AVAILABLE DATA:
+--

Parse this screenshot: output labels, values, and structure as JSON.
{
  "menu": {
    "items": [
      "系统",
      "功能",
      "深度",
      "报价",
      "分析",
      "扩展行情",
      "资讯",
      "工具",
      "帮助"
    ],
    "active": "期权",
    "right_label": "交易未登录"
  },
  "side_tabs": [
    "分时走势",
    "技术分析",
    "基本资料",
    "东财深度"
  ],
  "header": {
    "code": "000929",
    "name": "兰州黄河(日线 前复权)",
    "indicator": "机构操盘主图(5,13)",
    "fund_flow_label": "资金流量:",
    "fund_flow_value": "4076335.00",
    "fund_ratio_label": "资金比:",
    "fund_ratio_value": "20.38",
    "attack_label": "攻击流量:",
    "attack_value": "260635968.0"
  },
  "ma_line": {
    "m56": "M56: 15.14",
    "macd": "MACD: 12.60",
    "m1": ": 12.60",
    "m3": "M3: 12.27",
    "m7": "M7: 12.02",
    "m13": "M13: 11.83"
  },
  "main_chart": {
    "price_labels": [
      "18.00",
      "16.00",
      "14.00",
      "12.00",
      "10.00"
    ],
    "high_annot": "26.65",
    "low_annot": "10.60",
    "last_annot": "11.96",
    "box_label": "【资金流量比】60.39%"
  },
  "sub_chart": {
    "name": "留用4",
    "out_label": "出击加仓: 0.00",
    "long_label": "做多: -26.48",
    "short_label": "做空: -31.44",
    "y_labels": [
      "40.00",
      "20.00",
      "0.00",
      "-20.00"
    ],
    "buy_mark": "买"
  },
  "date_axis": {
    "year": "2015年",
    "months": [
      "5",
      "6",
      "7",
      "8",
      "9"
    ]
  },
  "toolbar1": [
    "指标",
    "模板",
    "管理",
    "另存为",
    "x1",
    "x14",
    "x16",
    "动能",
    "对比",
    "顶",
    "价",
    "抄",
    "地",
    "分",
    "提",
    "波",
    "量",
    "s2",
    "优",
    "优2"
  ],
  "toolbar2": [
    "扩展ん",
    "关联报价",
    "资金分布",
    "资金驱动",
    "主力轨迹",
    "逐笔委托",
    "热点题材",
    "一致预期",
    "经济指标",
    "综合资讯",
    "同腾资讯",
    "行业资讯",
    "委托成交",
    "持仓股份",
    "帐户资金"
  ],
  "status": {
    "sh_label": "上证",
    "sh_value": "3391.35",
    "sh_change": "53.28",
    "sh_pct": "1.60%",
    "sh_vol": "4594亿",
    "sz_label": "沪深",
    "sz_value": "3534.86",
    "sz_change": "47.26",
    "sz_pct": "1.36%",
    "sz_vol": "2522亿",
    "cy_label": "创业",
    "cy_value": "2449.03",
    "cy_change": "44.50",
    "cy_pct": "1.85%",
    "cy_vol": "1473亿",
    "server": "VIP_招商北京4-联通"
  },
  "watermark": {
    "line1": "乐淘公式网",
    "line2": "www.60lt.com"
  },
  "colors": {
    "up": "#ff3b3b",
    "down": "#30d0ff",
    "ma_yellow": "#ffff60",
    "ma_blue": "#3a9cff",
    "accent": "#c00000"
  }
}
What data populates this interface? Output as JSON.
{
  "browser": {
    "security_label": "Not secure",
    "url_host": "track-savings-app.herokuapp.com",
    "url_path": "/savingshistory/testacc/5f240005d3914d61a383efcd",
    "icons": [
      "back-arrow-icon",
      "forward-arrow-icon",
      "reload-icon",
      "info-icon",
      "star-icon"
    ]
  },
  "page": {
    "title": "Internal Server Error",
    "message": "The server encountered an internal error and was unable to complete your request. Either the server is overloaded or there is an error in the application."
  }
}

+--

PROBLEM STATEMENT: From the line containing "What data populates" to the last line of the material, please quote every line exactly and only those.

RESULT BELOW:
What data populates this interface? Output as JSON.
{
  "browser": {
    "security_label": "Not secure",
    "url_host": "track-savings-app.herokuapp.com",
    "url_path": "/savingshistory/testacc/5f240005d3914d61a383efcd",
    "icons": [
      "back-arrow-icon",
      "forward-arrow-icon",
      "reload-icon",
      "info-icon",
      "star-icon"
    ]
  },
  "page": {
    "title": "Internal Server Error",
    "message": "The server encountered an internal error and was unable to complete your request. Either the server is overloaded or there is an error in the application."
  }
}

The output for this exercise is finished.